That's certainly one way to describe Saturday's showdown at Jordan-Hare Stadium in Auburn, Ala., between the top-ranked Bulldogs (9-0, 6-0 SEC) and the No. 10 Tigers (7-2, 5-1).
Georgia is rolling along, having already clinched the SEC East and in the thick of the race for one of the four playoff berths. Meanwhile, the Tigers -- despite their two losses -- are still very much in the picture for the SEC West crown, with an outside shot at the playoffs should they run the table and capture the SEC title.
"It's the same challenge it is at most SEC places. It's just a little bit louder, and they have a good team," Smart said.
"The better the team is, the tougher the place to play is. Their fans get loud, get rowdy -- they are there pregame until the end and there have been some really loud moments playing in that stadium. I would not expect it to be any different on Saturday."
Malzahn said his Tigers are looking forward to the challenge.
"I think you have to embrace the fact that you are playing the No. 1 or No. 2 team in the country on your home field," Malzhan said.
"Our goal is to win the SEC championship, and it has been since day one, and this is the next step. It is a great opportunity for us, so it is a big game. We are not looking any farther ahead than Saturday, but this is a game we have been looking forward to, and it is here. There is a lot on the line for it. It is a good one."
Last year's loss to Georgia still sticks in their collective mind.
The Bulldogs beat Auburn last year in Athens 13-7 in a game in which Georgia's only touchdown came on a pick six by Maurice Smith.
"Last year was an extremely tough loss -- the fact they won the game and didn't score an offensive touchdown," Malzahn said. "This is one we have been waiting on. I know our players and coaches are excited about it. It is a great opportunity for us and our program. We are playing one of the best teams on our home field."
Smart, who knows all too well what the environment is like at Auburn from his years at Alabama, said Saturday's game will be unlike any the team has played this year.
"Obviously, the environment to play over there I have been there a lot throughout my coaching career. They get loud in there and they do a really good job of creating an environment," Smart said. "They feed off of that. So, the challenges are in front of us. We will find out a lot about this team playing on the road."

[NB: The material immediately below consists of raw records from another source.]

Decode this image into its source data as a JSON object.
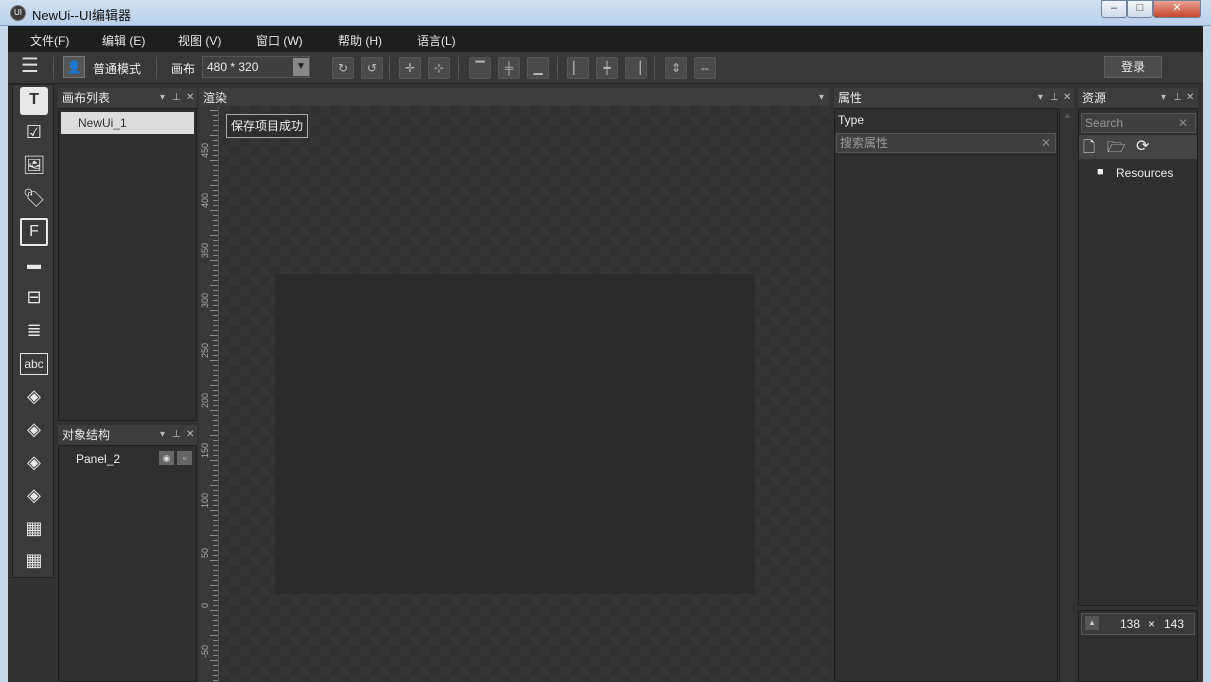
{
  "window": {
    "title": "NewUi--UI编辑器"
  },
  "menu": [
    "文件(F)",
    "编辑 (E)",
    "视图 (V)",
    "窗口 (W)",
    "帮助 (H)",
    "语言(L)"
  ],
  "toolbar": {
    "mode_label": "普通模式",
    "canvas_label": "画布",
    "canvas_size": "480 * 320",
    "login_label": "登录"
  },
  "panels": {
    "canvas_list": {
      "title": "画布列表",
      "items": [
        "NewUi_1"
      ]
    },
    "object_tree": {
      "title": "对象结构",
      "items": [
        "Panel_2"
      ]
    },
    "render": {
      "title": "渲染",
      "status": "保存项目成功"
    },
    "properties": {
      "title": "属性",
      "type_label": "Type",
      "search_placeholder": "搜索属性"
    },
    "resources": {
      "title": "资源",
      "search_placeholder": "Search",
      "folders": [
        "Resources"
      ],
      "preview_w": "138",
      "preview_x": "×",
      "preview_h": "143"
    }
  },
  "ruler": {
    "labels": [
      "450",
      "400",
      "350",
      "300",
      "250",
      "200",
      "150",
      "100",
      "50",
      "0",
      "-50"
    ]
  },
  "colors": {
    "background": "#2d2d2d",
    "panel": "#3c3c3c",
    "titlebar": "#c5d7ea"
  }
}
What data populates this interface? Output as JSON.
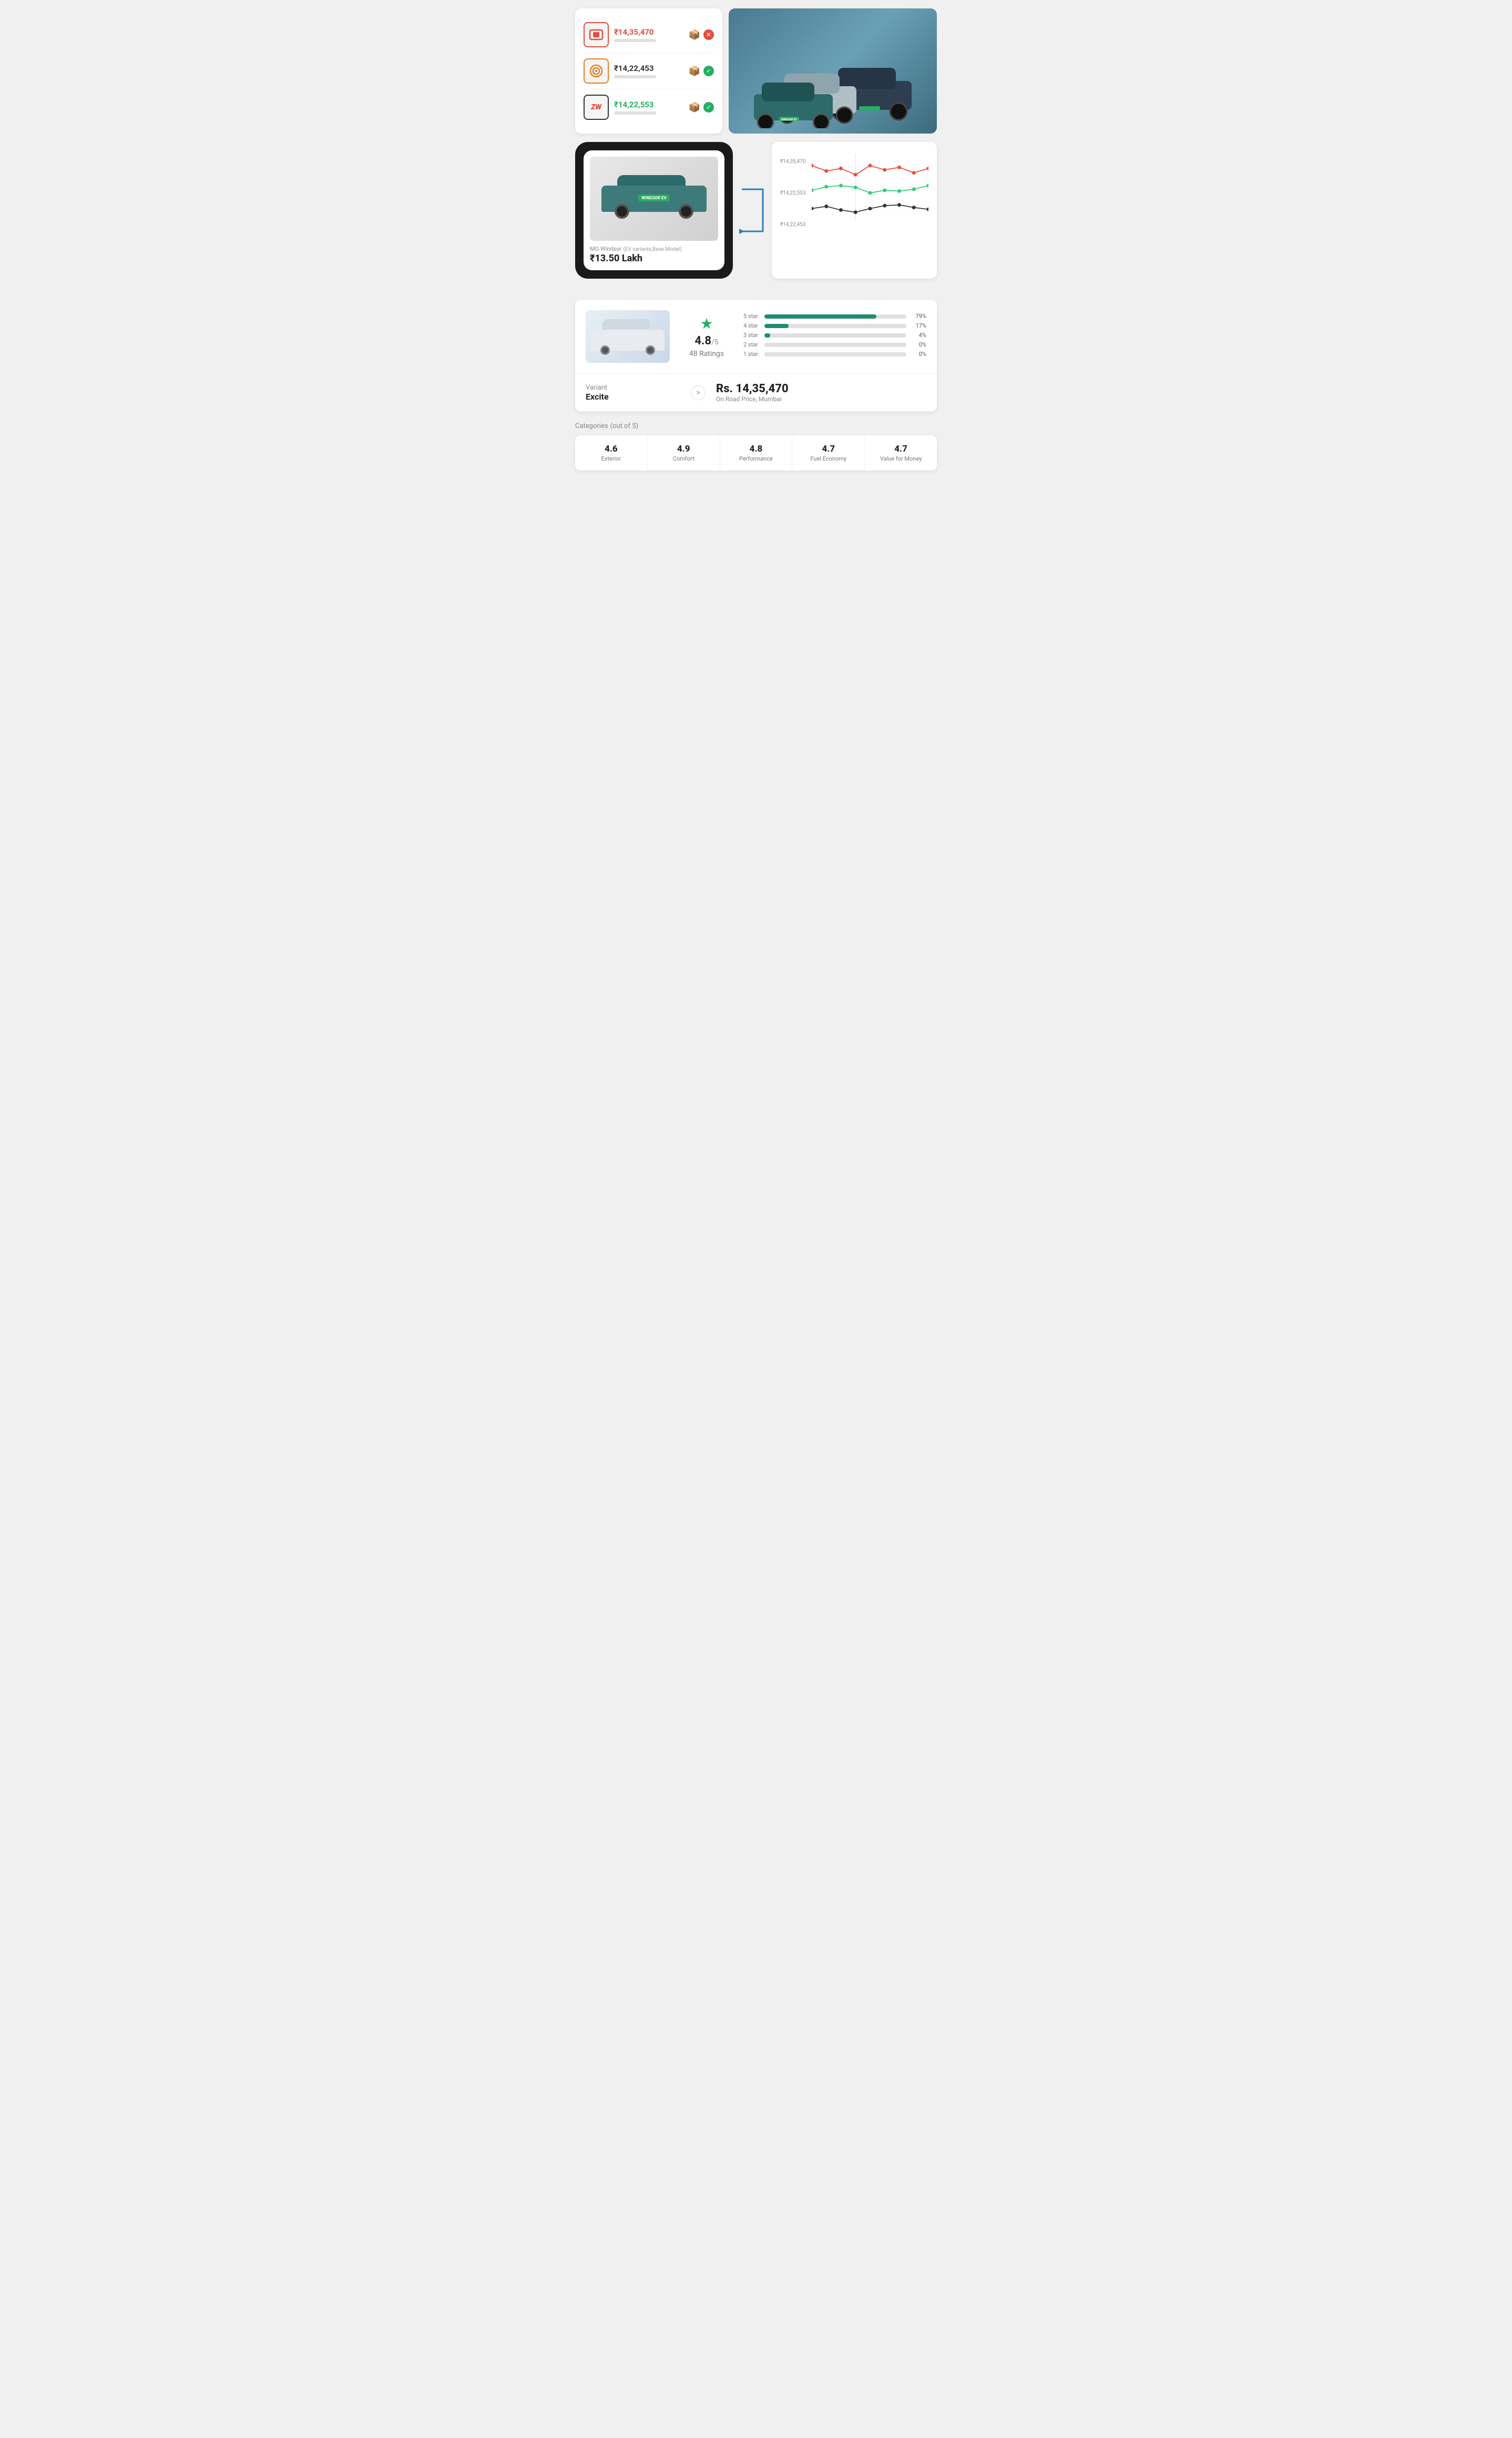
{
  "priceCard": {
    "brands": [
      {
        "logoText": "□",
        "logoStyle": "red",
        "price": "₹14,35,470",
        "priceStyle": "red",
        "barWidth": "65%",
        "status": "cross",
        "statusStyle": "red-bg"
      },
      {
        "logoText": "◎",
        "logoStyle": "orange",
        "price": "₹14,22,453",
        "priceStyle": "black",
        "barWidth": "50%",
        "status": "check",
        "statusStyle": "green-bg"
      },
      {
        "logoText": "ZW",
        "logoStyle": "dark",
        "price": "₹14,22,553",
        "priceStyle": "green",
        "barWidth": "50%",
        "status": "check",
        "statusStyle": "green-bg"
      }
    ]
  },
  "carShowcase": {
    "carName": "MG Windsor",
    "carSubname": "(EV variants,Base Model)",
    "carPrice": "₹13.50 Lakh"
  },
  "chart": {
    "labels": [
      "₹14,35,470",
      "₹14,22,553",
      "₹14,22,453"
    ],
    "series": [
      {
        "color": "#e74c3c",
        "points": [
          0,
          15,
          12,
          20,
          10,
          15,
          8,
          18,
          22
        ]
      },
      {
        "color": "#2ecc71",
        "points": [
          35,
          30,
          28,
          32,
          40,
          35,
          38,
          32,
          28
        ]
      },
      {
        "color": "#333333",
        "points": [
          55,
          52,
          58,
          60,
          55,
          50,
          48,
          52,
          56
        ]
      }
    ]
  },
  "rating": {
    "score": "4.8",
    "outOf": "/5",
    "count": "48 Ratings",
    "starIcon": "★",
    "bars": [
      {
        "label": "5 star",
        "pct": 79,
        "display": "79%"
      },
      {
        "label": "4 star",
        "pct": 17,
        "display": "17%"
      },
      {
        "label": "3 star",
        "pct": 4,
        "display": "4%"
      },
      {
        "label": "2 star",
        "pct": 0,
        "display": "0%"
      },
      {
        "label": "1 star",
        "pct": 0,
        "display": "0%"
      }
    ]
  },
  "variant": {
    "label": "Variant",
    "name": "Excite",
    "arrowLabel": ">",
    "price": "Rs. 14,35,470",
    "priceSub": "On Road Price, Mumbai"
  },
  "categories": {
    "title": "Categories",
    "outOf": "(out of 5)",
    "items": [
      {
        "score": "4.6",
        "name": "Exterior"
      },
      {
        "score": "4.9",
        "name": "Comfort"
      },
      {
        "score": "4.8",
        "name": "Performance"
      },
      {
        "score": "4.7",
        "name": "Fuel Economy"
      },
      {
        "score": "4.7",
        "name": "Value for Money"
      }
    ]
  }
}
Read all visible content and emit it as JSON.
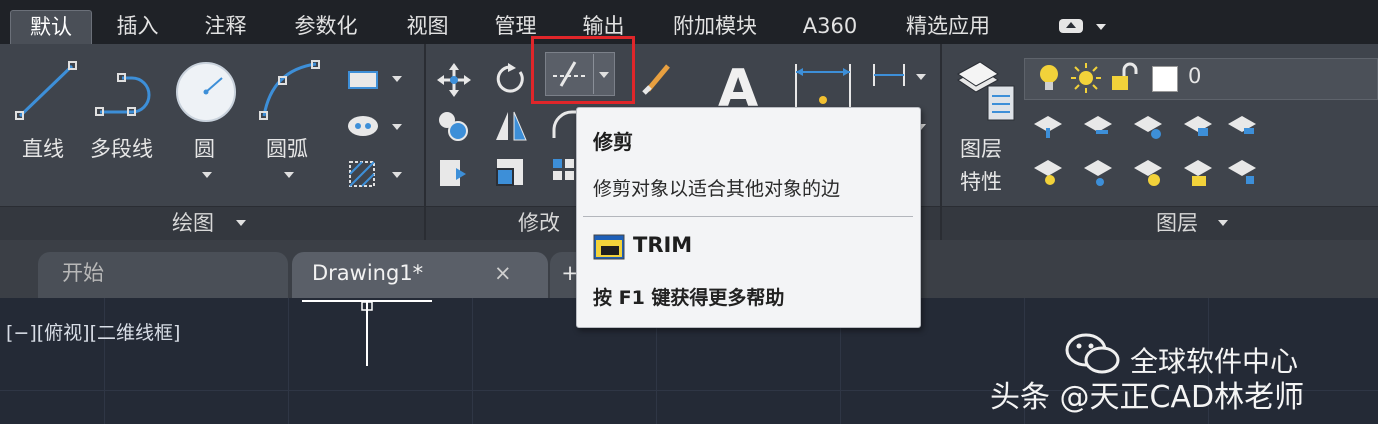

The Tigers' offense has certainly been clicking since losing to LSU 27-23 on Oct. 14 in Baton Rouge. Auburn comes in having outscored Arkansas and Texas A&M by a combined 94-47 margin, numbers largely due to the play of quarterback Jarrett Stidham and running back Kerryon Johnson, who between them account for 369.4 yards of offense per game.
"At the end of the day, he can go where he wants to go with the ball. He has great speed. He gets out a lot of his runs," Smart said of Johnson. "Last year against us he bounced out, he broke out and does a good job doing that. ...
"They know the defenses we are going to play. Gus has seen the defenses we play for seven to eight years it seems like. We know the run plays they are going to run. They are not going to reinvent the wheel. We have to go out there and play blocks, tackle the man with the ball and not give up big plays."
But big plays are exactly what the Tigers know they'll need against a Georgia defense that's only allowing 11.7 points per game.
"You have to figure out ways to do it. You have to figure out a way to make explosive plays," Malzahn said. "That's the challenge. When they can stop the run and still play two safeties, it's tough. You have to be balanced. The more talented a defensive team is, the more important it is to be balanced."